where in America, where the name of the Province was heard of, and the very thoughts of coming to the colony became a terror to people's minds. And now the province of Carolina, who had, in private and public donations, given us upwards of 13001. sterling, seeing these things and how the public money was thrown away, began to despise the colony, and out of a regard to the welfare of their fellow creatures, persuaded everybody they could from settling in it. That this absolute power might be exercised without the least interruption, the other magistrates were such, that they either were unable or incapable to oppose it. It is true, in December 1734, Mr. Causton met with a little interruption; for the Trustees then sent over to Savannah one Mr. Gordon as chief magistrate, who being a person of a very winning behavior, affable and fluent in speech, soon got the good will of every body, and a great many of the people laid their grievances and hardships open to him, which seemed a little to eclipse Mr. Causton; but he soon found out an expedient to remove this adversary, viz., by refusing him provisions from the store, which in a little time rendered him incapable to support bimself and family, whereby he was obliged, after about six weeks' stay, to leave the place, in order, as he said, to represent our grievances to the Trustees, and soon after returned to London ; but he did not perform his promise, for what reason we shall not pretend to determine; and some time thereafter he either resigned or was dismissed from his office of first bailiff, and Mr. Causton was appointed in his stead.

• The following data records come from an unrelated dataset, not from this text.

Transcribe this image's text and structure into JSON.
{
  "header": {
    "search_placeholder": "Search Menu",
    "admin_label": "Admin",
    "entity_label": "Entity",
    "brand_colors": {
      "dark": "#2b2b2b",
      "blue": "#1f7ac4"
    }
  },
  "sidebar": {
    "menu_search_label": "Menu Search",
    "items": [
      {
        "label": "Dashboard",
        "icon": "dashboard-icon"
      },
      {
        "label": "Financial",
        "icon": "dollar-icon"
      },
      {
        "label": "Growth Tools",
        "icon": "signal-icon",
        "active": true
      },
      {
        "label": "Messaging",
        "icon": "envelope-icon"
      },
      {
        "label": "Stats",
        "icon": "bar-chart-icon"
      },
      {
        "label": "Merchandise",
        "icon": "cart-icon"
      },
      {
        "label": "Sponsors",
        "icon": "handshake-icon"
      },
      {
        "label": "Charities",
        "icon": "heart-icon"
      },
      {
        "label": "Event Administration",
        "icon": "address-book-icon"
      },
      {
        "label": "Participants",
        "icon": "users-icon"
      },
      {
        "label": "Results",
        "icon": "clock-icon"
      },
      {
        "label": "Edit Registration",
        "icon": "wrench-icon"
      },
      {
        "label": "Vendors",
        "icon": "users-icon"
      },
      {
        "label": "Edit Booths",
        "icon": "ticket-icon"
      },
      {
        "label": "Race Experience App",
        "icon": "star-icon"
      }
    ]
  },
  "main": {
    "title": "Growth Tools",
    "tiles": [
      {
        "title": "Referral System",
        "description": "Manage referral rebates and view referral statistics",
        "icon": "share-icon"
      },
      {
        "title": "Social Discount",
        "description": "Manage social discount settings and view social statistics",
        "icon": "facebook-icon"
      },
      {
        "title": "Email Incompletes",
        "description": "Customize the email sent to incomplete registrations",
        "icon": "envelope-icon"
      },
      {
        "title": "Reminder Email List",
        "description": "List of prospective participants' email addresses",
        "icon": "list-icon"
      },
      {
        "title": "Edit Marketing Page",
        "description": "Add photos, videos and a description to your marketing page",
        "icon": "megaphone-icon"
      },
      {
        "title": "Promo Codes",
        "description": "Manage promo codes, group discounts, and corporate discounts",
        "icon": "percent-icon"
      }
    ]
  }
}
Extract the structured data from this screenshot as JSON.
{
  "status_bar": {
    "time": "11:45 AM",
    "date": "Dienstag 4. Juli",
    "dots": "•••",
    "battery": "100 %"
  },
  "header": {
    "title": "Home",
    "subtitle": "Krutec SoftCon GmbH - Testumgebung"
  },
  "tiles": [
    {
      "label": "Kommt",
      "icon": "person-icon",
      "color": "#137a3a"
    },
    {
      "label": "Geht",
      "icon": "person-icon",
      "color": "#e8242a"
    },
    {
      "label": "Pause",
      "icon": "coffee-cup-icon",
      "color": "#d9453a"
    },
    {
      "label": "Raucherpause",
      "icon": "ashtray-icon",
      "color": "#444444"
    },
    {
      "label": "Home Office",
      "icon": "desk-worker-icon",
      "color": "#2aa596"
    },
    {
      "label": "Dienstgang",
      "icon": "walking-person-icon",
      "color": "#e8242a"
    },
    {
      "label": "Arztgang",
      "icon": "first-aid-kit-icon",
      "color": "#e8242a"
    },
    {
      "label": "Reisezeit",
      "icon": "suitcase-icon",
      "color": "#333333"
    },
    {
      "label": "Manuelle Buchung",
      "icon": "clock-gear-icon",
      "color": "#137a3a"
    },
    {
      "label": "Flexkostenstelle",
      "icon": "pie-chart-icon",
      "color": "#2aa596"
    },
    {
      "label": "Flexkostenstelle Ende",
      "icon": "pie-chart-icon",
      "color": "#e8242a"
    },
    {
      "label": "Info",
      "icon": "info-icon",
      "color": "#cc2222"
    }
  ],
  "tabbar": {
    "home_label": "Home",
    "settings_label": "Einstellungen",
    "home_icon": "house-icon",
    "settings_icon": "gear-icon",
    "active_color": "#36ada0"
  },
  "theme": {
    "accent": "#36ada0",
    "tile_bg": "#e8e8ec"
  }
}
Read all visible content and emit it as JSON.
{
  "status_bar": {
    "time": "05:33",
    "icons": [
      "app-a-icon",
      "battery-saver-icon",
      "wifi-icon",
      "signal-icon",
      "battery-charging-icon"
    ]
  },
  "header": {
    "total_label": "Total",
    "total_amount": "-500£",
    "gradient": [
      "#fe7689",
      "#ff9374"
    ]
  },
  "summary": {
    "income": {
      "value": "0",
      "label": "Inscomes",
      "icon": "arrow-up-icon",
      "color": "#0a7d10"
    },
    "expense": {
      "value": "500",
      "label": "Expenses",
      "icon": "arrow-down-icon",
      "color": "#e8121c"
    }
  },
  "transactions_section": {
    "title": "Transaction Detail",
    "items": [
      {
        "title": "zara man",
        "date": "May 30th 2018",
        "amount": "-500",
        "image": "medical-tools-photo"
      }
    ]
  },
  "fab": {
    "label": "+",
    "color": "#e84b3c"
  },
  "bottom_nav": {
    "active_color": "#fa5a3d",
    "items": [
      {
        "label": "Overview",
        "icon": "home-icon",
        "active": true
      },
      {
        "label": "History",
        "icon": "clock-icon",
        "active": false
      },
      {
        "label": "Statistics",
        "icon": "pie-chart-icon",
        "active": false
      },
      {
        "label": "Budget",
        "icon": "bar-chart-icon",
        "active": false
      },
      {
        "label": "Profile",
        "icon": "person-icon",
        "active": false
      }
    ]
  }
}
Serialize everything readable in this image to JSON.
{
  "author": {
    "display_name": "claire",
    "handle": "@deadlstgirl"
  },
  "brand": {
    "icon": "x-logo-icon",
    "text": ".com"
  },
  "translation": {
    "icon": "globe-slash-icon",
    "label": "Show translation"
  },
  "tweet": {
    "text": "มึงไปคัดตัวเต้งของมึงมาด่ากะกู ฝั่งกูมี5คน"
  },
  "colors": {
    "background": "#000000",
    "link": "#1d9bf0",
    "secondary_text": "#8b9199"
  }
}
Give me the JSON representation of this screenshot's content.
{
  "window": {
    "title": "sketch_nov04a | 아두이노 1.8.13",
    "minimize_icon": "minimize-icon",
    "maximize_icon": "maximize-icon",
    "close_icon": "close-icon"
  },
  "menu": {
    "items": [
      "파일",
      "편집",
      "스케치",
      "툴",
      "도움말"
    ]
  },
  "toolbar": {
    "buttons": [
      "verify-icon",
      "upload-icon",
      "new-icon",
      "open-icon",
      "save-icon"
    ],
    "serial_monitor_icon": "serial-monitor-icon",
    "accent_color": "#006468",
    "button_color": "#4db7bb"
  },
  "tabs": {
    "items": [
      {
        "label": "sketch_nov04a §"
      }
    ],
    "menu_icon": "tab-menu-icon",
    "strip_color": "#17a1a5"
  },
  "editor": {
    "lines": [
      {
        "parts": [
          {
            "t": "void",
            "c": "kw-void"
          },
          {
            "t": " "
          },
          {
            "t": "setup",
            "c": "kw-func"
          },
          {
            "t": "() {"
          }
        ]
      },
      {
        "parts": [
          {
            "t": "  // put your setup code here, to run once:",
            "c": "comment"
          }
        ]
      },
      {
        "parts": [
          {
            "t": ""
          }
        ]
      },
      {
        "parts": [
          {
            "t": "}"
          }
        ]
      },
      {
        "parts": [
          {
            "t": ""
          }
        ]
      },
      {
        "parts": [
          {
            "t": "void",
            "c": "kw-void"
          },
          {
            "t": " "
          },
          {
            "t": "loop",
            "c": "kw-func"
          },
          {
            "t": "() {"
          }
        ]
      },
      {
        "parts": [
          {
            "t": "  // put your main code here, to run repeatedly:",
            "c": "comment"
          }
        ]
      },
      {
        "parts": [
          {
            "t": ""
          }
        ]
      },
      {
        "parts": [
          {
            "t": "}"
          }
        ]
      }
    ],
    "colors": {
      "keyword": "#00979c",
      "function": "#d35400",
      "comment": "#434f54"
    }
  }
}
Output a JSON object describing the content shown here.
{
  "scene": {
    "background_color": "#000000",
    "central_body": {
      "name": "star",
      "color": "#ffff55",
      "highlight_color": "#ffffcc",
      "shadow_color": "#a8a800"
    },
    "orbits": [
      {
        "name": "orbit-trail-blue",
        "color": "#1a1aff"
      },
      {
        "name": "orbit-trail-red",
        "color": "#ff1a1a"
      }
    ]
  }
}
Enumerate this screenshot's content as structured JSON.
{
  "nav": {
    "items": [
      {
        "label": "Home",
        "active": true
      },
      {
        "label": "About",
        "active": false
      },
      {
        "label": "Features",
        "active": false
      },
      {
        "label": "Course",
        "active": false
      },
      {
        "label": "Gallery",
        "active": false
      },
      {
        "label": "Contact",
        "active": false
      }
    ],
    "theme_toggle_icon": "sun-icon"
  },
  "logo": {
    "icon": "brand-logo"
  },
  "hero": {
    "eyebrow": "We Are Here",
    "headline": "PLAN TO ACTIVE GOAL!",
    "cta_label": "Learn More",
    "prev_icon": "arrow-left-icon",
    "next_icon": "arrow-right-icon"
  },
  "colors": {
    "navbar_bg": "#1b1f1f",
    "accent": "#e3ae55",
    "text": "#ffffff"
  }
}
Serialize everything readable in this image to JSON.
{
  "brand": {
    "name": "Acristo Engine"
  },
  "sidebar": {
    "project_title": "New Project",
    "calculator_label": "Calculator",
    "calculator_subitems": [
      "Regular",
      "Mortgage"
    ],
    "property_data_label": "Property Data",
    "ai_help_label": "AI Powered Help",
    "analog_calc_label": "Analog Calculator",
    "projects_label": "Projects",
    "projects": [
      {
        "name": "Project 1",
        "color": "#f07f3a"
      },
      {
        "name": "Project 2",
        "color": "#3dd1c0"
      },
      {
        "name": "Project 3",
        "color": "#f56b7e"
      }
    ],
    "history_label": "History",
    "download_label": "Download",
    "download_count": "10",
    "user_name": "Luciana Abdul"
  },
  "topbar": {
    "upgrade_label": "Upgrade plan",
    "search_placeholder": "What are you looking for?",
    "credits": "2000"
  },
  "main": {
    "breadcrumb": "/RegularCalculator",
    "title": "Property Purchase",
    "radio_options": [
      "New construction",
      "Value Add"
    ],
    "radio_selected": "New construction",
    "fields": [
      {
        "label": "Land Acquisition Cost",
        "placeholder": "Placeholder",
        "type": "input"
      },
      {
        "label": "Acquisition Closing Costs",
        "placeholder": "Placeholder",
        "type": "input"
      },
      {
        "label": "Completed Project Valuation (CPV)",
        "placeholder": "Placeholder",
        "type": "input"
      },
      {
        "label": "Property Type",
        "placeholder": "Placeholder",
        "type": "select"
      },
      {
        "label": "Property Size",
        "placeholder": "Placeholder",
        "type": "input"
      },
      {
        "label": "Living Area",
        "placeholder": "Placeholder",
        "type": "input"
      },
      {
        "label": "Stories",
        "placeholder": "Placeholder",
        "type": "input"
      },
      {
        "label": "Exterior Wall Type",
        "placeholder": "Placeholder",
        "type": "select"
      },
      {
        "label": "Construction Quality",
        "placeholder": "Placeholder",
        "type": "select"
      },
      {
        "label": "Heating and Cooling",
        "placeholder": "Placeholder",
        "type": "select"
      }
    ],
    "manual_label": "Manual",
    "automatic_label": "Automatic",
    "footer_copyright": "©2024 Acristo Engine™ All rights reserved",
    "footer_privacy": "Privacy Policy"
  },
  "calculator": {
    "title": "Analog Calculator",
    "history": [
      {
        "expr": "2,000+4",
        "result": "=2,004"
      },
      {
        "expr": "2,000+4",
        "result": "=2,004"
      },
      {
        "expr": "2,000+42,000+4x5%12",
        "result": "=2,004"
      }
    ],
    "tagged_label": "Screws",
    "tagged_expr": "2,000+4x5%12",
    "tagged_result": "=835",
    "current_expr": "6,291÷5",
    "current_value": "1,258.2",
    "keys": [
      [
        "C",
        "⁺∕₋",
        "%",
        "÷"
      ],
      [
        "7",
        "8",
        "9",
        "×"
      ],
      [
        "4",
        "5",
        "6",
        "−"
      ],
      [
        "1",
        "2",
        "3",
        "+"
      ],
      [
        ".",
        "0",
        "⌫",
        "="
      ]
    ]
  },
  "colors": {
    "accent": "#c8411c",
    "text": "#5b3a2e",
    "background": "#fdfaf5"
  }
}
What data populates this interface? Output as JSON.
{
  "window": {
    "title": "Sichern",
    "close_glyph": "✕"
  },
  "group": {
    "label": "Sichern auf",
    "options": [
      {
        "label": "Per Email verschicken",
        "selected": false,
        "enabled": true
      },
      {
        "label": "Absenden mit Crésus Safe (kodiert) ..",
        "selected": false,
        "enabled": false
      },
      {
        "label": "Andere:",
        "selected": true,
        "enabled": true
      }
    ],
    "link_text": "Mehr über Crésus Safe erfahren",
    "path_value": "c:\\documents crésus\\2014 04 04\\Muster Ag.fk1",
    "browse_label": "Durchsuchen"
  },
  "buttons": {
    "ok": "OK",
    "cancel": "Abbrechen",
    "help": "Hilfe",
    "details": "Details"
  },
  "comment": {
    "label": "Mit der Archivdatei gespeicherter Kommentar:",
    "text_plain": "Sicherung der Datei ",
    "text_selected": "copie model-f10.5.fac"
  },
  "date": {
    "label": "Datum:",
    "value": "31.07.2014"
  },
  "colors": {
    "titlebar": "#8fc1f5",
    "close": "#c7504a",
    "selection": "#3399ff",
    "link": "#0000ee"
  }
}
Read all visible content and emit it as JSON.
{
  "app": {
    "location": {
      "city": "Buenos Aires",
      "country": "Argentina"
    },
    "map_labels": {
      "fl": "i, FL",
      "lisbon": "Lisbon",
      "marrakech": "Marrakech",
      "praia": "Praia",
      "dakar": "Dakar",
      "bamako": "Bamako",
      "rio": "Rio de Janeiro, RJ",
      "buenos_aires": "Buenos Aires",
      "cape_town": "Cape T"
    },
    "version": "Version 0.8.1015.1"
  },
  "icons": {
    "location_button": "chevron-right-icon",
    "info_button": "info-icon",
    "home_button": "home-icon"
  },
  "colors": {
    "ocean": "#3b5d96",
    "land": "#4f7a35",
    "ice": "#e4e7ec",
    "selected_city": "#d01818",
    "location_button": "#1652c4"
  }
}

As to Mr. Henry Parker, who was appointed third bailiff when Mş. Gordon came over, he was in the first place, a man who had nothing to support himself and large family but his day labor, which was sawing, and consequently as soon as his time was otherwise employed, he must be entirely dependent on the store for his subsistence. In the second place, he was a man of no education, so that Mr. Causton soon moulded him to his own liking, and infused into him what notions he pleased. Thirdly, he was and is an absolute slave to liquor, and he who plies him most with it (which Causton always took care to do, and whose example has been since followed by his successor Jones) has him, right or wrong, on his side. As to Mr. Christie the recorder, he was easily overruled by the other two; and the same practice was always continued; for he who was appointed